=== WHAT TO DO ===
All lines of the records below that contain the word "author" must be listed.

+===+

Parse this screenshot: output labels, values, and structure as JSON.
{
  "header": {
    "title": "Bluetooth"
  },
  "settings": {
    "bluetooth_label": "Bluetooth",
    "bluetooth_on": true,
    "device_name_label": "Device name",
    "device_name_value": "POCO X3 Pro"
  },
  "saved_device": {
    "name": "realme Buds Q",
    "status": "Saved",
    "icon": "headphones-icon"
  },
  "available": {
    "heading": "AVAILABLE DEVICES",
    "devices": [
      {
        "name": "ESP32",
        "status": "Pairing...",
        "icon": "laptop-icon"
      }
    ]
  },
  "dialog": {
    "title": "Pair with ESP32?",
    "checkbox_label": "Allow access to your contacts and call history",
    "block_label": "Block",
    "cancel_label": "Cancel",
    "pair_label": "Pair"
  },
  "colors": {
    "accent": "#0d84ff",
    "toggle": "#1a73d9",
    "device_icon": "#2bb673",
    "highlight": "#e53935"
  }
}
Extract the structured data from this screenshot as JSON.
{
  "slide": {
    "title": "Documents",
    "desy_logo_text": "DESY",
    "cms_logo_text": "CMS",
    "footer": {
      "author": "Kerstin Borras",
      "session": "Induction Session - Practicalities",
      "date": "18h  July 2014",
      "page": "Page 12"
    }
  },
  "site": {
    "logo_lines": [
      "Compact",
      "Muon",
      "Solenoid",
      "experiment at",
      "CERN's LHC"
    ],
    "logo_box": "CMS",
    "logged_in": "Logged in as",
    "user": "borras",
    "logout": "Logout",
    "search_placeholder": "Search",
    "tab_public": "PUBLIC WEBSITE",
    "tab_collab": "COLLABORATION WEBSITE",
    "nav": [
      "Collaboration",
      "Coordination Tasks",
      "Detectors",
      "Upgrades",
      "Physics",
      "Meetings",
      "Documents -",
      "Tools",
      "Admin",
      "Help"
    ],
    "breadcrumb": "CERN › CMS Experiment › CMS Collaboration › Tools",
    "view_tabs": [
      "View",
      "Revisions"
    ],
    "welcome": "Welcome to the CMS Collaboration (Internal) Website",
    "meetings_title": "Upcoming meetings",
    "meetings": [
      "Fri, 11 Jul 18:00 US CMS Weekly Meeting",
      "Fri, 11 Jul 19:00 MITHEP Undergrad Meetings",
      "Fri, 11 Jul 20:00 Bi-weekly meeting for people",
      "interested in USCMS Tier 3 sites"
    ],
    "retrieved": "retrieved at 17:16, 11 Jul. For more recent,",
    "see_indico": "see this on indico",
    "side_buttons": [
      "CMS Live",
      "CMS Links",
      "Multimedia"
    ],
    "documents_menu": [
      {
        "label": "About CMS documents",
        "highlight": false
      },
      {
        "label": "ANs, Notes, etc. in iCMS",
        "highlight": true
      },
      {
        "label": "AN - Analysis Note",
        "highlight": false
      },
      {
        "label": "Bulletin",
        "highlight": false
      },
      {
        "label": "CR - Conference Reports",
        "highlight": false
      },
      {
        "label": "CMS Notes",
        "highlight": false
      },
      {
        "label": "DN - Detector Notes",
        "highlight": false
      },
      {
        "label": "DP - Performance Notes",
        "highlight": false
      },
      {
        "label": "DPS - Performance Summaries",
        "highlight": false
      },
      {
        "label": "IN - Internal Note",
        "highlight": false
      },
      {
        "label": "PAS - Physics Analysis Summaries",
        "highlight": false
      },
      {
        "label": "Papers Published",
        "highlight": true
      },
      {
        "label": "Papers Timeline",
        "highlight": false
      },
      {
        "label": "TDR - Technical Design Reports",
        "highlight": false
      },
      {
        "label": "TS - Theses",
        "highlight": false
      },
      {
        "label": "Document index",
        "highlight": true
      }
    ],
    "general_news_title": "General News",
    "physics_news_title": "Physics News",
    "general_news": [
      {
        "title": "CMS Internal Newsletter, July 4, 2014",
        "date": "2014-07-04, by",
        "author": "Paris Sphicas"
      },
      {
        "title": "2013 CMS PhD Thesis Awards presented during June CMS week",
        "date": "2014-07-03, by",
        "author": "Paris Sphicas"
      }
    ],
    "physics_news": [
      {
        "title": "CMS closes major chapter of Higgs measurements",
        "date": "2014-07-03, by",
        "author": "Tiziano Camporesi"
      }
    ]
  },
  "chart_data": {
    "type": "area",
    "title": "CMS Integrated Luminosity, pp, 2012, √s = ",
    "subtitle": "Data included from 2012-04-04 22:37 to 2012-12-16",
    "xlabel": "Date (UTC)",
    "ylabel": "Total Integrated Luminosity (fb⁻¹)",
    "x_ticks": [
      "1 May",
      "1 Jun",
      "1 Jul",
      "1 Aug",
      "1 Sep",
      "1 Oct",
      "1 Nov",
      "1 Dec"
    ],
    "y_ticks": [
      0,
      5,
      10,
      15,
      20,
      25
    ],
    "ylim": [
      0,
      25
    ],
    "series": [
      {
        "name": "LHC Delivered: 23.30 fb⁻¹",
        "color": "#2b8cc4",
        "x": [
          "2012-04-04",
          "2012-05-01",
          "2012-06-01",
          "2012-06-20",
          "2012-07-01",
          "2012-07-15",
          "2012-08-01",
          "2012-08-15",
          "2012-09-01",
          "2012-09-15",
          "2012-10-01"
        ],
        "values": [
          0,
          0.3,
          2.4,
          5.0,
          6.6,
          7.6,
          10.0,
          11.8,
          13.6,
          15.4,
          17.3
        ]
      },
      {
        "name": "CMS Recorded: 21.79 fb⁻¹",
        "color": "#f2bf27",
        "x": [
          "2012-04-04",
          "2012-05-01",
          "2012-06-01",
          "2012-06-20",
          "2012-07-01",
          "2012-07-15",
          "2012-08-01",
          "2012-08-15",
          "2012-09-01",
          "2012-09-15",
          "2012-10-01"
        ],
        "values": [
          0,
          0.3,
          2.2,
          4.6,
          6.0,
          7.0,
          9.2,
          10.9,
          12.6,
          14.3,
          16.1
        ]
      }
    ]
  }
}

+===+

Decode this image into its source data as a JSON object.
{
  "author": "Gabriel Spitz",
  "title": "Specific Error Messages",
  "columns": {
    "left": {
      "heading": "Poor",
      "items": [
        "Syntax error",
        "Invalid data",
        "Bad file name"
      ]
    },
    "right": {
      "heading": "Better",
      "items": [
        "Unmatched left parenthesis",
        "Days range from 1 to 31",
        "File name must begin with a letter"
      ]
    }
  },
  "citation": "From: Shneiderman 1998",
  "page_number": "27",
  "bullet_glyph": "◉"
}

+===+

=== REPLY TO THE TASK ===
      "author": "Kerstin Borras",
        "author": "Paris Sphicas"
        "author": "Paris Sphicas"
        "author": "Tiziano Camporesi"
  "author": "Gabriel Spitz",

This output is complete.